## Work required
Every line of the data that contains the string "screenshot" must be copied.

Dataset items
____

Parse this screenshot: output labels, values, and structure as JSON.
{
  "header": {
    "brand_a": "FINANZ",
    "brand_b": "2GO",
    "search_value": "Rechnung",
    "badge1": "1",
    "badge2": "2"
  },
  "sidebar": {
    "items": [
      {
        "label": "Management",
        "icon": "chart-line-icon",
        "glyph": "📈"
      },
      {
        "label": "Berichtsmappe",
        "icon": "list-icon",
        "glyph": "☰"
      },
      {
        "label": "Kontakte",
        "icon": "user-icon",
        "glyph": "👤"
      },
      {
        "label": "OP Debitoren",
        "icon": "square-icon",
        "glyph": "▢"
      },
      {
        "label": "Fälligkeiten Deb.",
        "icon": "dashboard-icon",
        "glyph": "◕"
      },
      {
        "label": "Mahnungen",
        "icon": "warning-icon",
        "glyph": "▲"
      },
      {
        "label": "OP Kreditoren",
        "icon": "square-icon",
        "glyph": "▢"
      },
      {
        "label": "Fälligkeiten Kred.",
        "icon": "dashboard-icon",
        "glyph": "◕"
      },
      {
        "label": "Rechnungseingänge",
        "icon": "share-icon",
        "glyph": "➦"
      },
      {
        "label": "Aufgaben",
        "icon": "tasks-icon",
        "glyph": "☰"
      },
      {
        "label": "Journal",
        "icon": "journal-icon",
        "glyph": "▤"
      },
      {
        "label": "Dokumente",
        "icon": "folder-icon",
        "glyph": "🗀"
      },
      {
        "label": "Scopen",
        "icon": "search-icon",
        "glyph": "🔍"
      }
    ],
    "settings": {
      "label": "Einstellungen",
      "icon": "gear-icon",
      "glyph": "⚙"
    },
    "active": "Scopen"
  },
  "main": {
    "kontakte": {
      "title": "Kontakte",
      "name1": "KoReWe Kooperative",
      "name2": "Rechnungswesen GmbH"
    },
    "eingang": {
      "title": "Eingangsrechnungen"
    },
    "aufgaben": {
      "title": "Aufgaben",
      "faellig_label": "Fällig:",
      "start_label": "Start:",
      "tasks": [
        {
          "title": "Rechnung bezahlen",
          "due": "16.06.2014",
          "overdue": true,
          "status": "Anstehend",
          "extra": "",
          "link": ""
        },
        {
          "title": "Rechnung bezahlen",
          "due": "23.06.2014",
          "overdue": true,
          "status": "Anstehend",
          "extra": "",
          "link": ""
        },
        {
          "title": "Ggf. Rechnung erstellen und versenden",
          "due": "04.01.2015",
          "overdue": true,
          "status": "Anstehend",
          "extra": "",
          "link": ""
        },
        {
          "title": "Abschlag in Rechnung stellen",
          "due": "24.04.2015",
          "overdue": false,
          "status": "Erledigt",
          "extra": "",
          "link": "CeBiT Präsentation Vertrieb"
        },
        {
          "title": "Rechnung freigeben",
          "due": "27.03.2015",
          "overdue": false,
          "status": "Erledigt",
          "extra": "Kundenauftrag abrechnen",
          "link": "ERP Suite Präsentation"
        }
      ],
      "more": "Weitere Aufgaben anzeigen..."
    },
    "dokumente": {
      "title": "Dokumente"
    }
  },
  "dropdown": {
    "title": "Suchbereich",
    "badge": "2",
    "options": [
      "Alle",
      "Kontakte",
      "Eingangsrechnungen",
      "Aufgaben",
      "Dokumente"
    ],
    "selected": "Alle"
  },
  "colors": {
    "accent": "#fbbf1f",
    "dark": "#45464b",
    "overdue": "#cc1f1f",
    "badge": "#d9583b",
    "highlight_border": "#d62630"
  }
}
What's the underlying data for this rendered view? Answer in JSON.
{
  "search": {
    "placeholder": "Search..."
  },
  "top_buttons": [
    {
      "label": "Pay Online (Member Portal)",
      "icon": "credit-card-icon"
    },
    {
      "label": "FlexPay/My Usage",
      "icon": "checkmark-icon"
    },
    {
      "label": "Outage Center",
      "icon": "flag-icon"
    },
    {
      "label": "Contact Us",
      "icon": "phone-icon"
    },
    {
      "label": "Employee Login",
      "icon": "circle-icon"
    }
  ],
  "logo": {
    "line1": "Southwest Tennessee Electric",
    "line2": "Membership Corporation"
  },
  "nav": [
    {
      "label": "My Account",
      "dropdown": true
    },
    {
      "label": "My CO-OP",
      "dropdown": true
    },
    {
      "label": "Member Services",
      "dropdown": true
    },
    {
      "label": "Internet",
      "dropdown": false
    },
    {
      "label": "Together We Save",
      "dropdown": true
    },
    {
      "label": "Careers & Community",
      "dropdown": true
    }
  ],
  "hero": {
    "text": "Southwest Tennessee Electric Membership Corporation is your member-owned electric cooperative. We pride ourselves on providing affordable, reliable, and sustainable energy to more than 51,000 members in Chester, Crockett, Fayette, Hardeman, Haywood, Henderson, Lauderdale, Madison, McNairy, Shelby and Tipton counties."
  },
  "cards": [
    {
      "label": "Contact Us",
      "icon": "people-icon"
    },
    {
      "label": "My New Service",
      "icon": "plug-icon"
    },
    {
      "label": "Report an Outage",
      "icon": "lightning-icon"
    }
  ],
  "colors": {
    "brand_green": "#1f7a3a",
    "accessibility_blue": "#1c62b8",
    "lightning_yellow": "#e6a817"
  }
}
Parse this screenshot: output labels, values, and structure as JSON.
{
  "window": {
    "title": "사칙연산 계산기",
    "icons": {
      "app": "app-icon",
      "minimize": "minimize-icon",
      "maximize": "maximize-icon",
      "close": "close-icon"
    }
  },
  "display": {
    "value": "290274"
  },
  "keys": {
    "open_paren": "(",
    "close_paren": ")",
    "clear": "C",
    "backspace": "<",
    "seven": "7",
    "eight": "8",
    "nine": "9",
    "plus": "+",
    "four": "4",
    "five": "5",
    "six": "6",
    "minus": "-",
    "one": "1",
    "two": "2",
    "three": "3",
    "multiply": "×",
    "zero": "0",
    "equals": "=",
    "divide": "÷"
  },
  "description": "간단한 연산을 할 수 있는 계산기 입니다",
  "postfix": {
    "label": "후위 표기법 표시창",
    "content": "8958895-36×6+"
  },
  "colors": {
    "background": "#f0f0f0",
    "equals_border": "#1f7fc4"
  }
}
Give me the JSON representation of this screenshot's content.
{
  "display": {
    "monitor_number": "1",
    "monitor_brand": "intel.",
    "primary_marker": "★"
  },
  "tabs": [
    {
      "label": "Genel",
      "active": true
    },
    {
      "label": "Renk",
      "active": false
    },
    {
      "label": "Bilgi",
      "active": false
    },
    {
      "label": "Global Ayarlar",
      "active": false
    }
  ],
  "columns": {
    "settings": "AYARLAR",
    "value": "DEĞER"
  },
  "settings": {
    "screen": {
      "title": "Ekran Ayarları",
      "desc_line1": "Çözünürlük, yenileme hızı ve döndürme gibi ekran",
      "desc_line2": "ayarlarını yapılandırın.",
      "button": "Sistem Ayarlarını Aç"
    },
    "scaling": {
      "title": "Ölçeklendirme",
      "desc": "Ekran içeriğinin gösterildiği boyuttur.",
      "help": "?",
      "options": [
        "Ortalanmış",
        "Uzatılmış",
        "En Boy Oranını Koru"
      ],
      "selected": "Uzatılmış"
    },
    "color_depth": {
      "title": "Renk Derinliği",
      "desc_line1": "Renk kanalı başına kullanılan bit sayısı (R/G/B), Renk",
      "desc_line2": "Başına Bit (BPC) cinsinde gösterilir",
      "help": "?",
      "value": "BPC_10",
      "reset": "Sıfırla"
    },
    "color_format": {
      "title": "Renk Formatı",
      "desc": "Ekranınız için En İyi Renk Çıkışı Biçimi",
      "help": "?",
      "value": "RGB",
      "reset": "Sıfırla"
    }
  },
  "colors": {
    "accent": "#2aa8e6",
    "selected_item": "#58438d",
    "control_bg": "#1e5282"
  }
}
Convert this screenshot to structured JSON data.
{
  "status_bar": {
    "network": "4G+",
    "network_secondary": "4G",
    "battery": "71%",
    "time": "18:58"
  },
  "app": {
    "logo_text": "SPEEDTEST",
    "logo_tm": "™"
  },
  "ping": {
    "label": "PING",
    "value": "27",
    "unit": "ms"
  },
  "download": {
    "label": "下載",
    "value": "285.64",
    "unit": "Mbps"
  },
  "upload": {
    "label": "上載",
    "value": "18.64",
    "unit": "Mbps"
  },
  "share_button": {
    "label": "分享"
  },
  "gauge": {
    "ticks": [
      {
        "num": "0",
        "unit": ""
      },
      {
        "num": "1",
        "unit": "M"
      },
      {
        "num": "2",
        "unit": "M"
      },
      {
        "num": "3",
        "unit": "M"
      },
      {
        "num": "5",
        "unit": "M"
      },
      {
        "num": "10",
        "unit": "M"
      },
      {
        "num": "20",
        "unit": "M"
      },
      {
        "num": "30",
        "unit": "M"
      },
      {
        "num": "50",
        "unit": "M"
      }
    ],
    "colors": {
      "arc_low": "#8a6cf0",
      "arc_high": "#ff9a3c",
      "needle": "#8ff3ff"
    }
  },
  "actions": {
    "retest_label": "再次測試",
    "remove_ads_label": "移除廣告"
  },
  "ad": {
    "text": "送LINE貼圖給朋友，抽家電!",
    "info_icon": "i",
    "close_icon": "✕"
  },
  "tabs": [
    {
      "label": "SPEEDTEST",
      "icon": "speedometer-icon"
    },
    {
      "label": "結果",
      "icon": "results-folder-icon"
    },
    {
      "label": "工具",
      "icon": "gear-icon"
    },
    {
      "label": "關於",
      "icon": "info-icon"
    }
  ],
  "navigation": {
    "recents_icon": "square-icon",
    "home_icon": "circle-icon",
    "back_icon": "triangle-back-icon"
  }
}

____

## Task answer
Parse this screenshot: output labels, values, and structure as JSON.
Parse this screenshot: output labels, values, and structure as JSON.
Give me the JSON representation of this screenshot's content.
Convert this screenshot to structured JSON data.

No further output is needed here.